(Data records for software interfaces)

---------------

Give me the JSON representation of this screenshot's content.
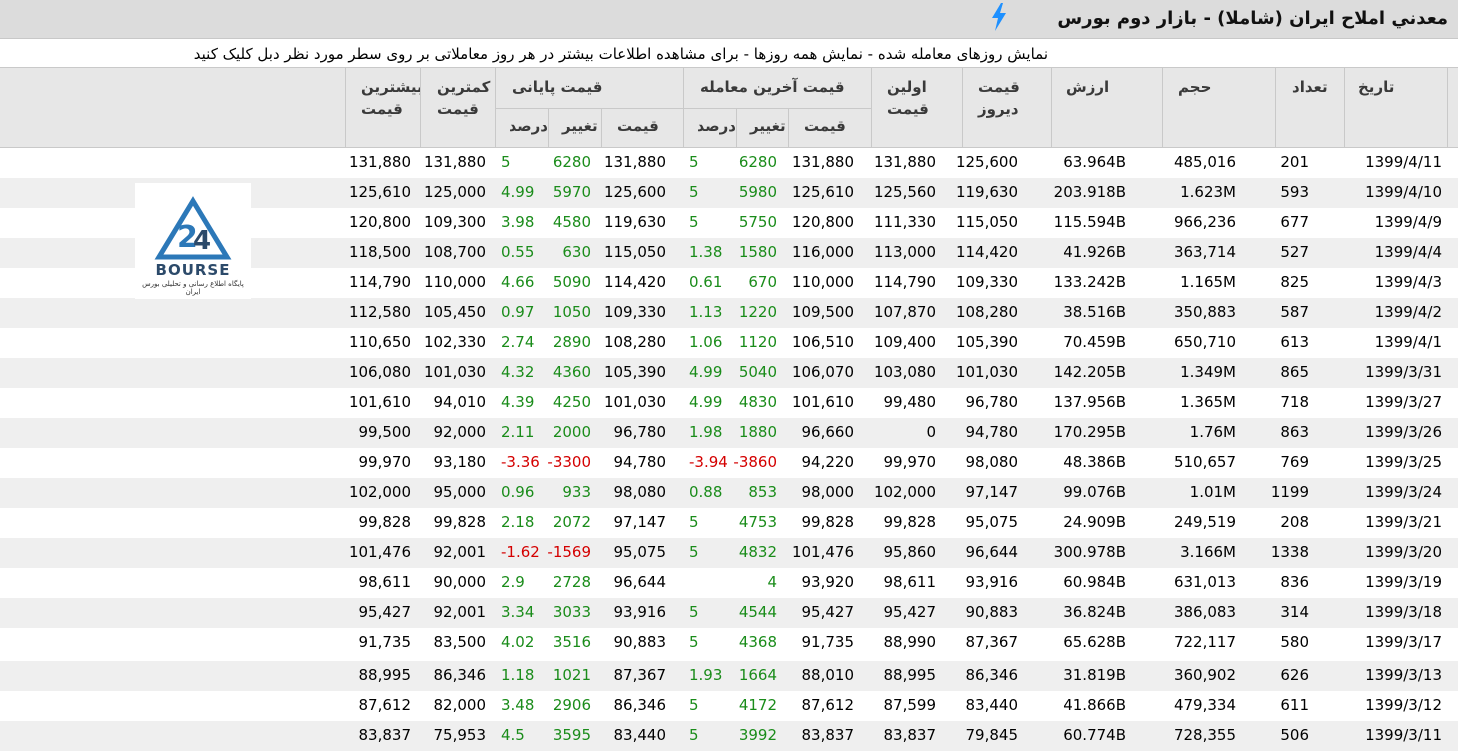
{
  "title": "معدني املاح ايران (شاملا) - بازار دوم بورس",
  "notice": {
    "link1": "نمایش روزهای معامله شده",
    "sep1": " - ",
    "link2": "نمایش همه روزها",
    "sep2": " - ",
    "message": "برای مشاهده اطلاعات بیشتر در هر روز معاملاتی بر روی سطر مورد نظر دبل کلیک کنید"
  },
  "headers": {
    "date": "تاریخ",
    "count": "تعداد",
    "volume": "حجم",
    "value": "ارزش",
    "yesterday_l1": "قیمت",
    "yesterday_l2": "دیروز",
    "first_l1": "اولین",
    "first_l2": "قیمت",
    "last_group": "قیمت آخرین معامله",
    "closing_group": "قیمت پایانی",
    "price": "قیمت",
    "change": "تغییر",
    "percent": "درصد",
    "min_l1": "کمترین",
    "min_l2": "قیمت",
    "max_l1": "بیشترین",
    "max_l2": "قیمت"
  },
  "logo": {
    "text": "BOURSE",
    "subtitle": "پایگاه اطلاع رسانی و تحلیلی بورس ایران",
    "icon": "24-logo-icon"
  },
  "colors": {
    "positive": "#1a8c1a",
    "negative": "#d40000",
    "header_bg": "#e7e7e7",
    "alt_row": "#efefef"
  },
  "rows": [
    {
      "date": "1399/4/11",
      "count": "201",
      "volume": "485,016",
      "value": "63.964B",
      "yesterday": "125,600",
      "first": "131,880",
      "last_price": "131,880",
      "last_change": "6280",
      "last_pct": "5",
      "close_price": "131,880",
      "close_change": "6280",
      "close_pct": "5",
      "min": "131,880",
      "max": "131,880"
    },
    {
      "date": "1399/4/10",
      "count": "593",
      "volume": "1.623M",
      "value": "203.918B",
      "yesterday": "119,630",
      "first": "125,560",
      "last_price": "125,610",
      "last_change": "5980",
      "last_pct": "5",
      "close_price": "125,600",
      "close_change": "5970",
      "close_pct": "4.99",
      "min": "125,000",
      "max": "125,610"
    },
    {
      "date": "1399/4/9",
      "count": "677",
      "volume": "966,236",
      "value": "115.594B",
      "yesterday": "115,050",
      "first": "111,330",
      "last_price": "120,800",
      "last_change": "5750",
      "last_pct": "5",
      "close_price": "119,630",
      "close_change": "4580",
      "close_pct": "3.98",
      "min": "109,300",
      "max": "120,800"
    },
    {
      "date": "1399/4/4",
      "count": "527",
      "volume": "363,714",
      "value": "41.926B",
      "yesterday": "114,420",
      "first": "113,000",
      "last_price": "116,000",
      "last_change": "1580",
      "last_pct": "1.38",
      "close_price": "115,050",
      "close_change": "630",
      "close_pct": "0.55",
      "min": "108,700",
      "max": "118,500"
    },
    {
      "date": "1399/4/3",
      "count": "825",
      "volume": "1.165M",
      "value": "133.242B",
      "yesterday": "109,330",
      "first": "114,790",
      "last_price": "110,000",
      "last_change": "670",
      "last_pct": "0.61",
      "close_price": "114,420",
      "close_change": "5090",
      "close_pct": "4.66",
      "min": "110,000",
      "max": "114,790"
    },
    {
      "date": "1399/4/2",
      "count": "587",
      "volume": "350,883",
      "value": "38.516B",
      "yesterday": "108,280",
      "first": "107,870",
      "last_price": "109,500",
      "last_change": "1220",
      "last_pct": "1.13",
      "close_price": "109,330",
      "close_change": "1050",
      "close_pct": "0.97",
      "min": "105,450",
      "max": "112,580"
    },
    {
      "date": "1399/4/1",
      "count": "613",
      "volume": "650,710",
      "value": "70.459B",
      "yesterday": "105,390",
      "first": "109,400",
      "last_price": "106,510",
      "last_change": "1120",
      "last_pct": "1.06",
      "close_price": "108,280",
      "close_change": "2890",
      "close_pct": "2.74",
      "min": "102,330",
      "max": "110,650"
    },
    {
      "date": "1399/3/31",
      "count": "865",
      "volume": "1.349M",
      "value": "142.205B",
      "yesterday": "101,030",
      "first": "103,080",
      "last_price": "106,070",
      "last_change": "5040",
      "last_pct": "4.99",
      "close_price": "105,390",
      "close_change": "4360",
      "close_pct": "4.32",
      "min": "101,030",
      "max": "106,080"
    },
    {
      "date": "1399/3/27",
      "count": "718",
      "volume": "1.365M",
      "value": "137.956B",
      "yesterday": "96,780",
      "first": "99,480",
      "last_price": "101,610",
      "last_change": "4830",
      "last_pct": "4.99",
      "close_price": "101,030",
      "close_change": "4250",
      "close_pct": "4.39",
      "min": "94,010",
      "max": "101,610"
    },
    {
      "date": "1399/3/26",
      "count": "863",
      "volume": "1.76M",
      "value": "170.295B",
      "yesterday": "94,780",
      "first": "0",
      "last_price": "96,660",
      "last_change": "1880",
      "last_pct": "1.98",
      "close_price": "96,780",
      "close_change": "2000",
      "close_pct": "2.11",
      "min": "92,000",
      "max": "99,500"
    },
    {
      "date": "1399/3/25",
      "count": "769",
      "volume": "510,657",
      "value": "48.386B",
      "yesterday": "98,080",
      "first": "99,970",
      "last_price": "94,220",
      "last_change": "-3860",
      "last_pct": "-3.94",
      "close_price": "94,780",
      "close_change": "-3300",
      "close_pct": "-3.36",
      "min": "93,180",
      "max": "99,970"
    },
    {
      "date": "1399/3/24",
      "count": "1199",
      "volume": "1.01M",
      "value": "99.076B",
      "yesterday": "97,147",
      "first": "102,000",
      "last_price": "98,000",
      "last_change": "853",
      "last_pct": "0.88",
      "close_price": "98,080",
      "close_change": "933",
      "close_pct": "0.96",
      "min": "95,000",
      "max": "102,000"
    },
    {
      "date": "1399/3/21",
      "count": "208",
      "volume": "249,519",
      "value": "24.909B",
      "yesterday": "95,075",
      "first": "99,828",
      "last_price": "99,828",
      "last_change": "4753",
      "last_pct": "5",
      "close_price": "97,147",
      "close_change": "2072",
      "close_pct": "2.18",
      "min": "99,828",
      "max": "99,828"
    },
    {
      "date": "1399/3/20",
      "count": "1338",
      "volume": "3.166M",
      "value": "300.978B",
      "yesterday": "96,644",
      "first": "95,860",
      "last_price": "101,476",
      "last_change": "4832",
      "last_pct": "5",
      "close_price": "95,075",
      "close_change": "-1569",
      "close_pct": "-1.62",
      "min": "92,001",
      "max": "101,476"
    },
    {
      "date": "1399/3/19",
      "count": "836",
      "volume": "631,013",
      "value": "60.984B",
      "yesterday": "93,916",
      "first": "98,611",
      "last_price": "93,920",
      "last_change": "4",
      "last_pct": "",
      "close_price": "96,644",
      "close_change": "2728",
      "close_pct": "2.9",
      "min": "90,000",
      "max": "98,611"
    },
    {
      "date": "1399/3/18",
      "count": "314",
      "volume": "386,083",
      "value": "36.824B",
      "yesterday": "90,883",
      "first": "95,427",
      "last_price": "95,427",
      "last_change": "4544",
      "last_pct": "5",
      "close_price": "93,916",
      "close_change": "3033",
      "close_pct": "3.34",
      "min": "92,001",
      "max": "95,427"
    },
    {
      "date": "1399/3/17",
      "count": "580",
      "volume": "722,117",
      "value": "65.628B",
      "yesterday": "87,367",
      "first": "88,990",
      "last_price": "91,735",
      "last_change": "4368",
      "last_pct": "5",
      "close_price": "90,883",
      "close_change": "3516",
      "close_pct": "4.02",
      "min": "83,500",
      "max": "91,735"
    },
    {
      "date": "1399/3/13",
      "count": "626",
      "volume": "360,902",
      "value": "31.819B",
      "yesterday": "86,346",
      "first": "88,995",
      "last_price": "88,010",
      "last_change": "1664",
      "last_pct": "1.93",
      "close_price": "87,367",
      "close_change": "1021",
      "close_pct": "1.18",
      "min": "86,346",
      "max": "88,995"
    },
    {
      "date": "1399/3/12",
      "count": "611",
      "volume": "479,334",
      "value": "41.866B",
      "yesterday": "83,440",
      "first": "87,599",
      "last_price": "87,612",
      "last_change": "4172",
      "last_pct": "5",
      "close_price": "86,346",
      "close_change": "2906",
      "close_pct": "3.48",
      "min": "82,000",
      "max": "87,612"
    },
    {
      "date": "1399/3/11",
      "count": "506",
      "volume": "728,355",
      "value": "60.774B",
      "yesterday": "79,845",
      "first": "83,837",
      "last_price": "83,837",
      "last_change": "3992",
      "last_pct": "5",
      "close_price": "83,440",
      "close_change": "3595",
      "close_pct": "4.5",
      "min": "75,953",
      "max": "83,837"
    }
  ]
}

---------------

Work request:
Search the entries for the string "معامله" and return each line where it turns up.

Response to the exercise:
    "link1": "نمایش روزهای معامله شده",
    "last_group": "قیمت آخرین معامله",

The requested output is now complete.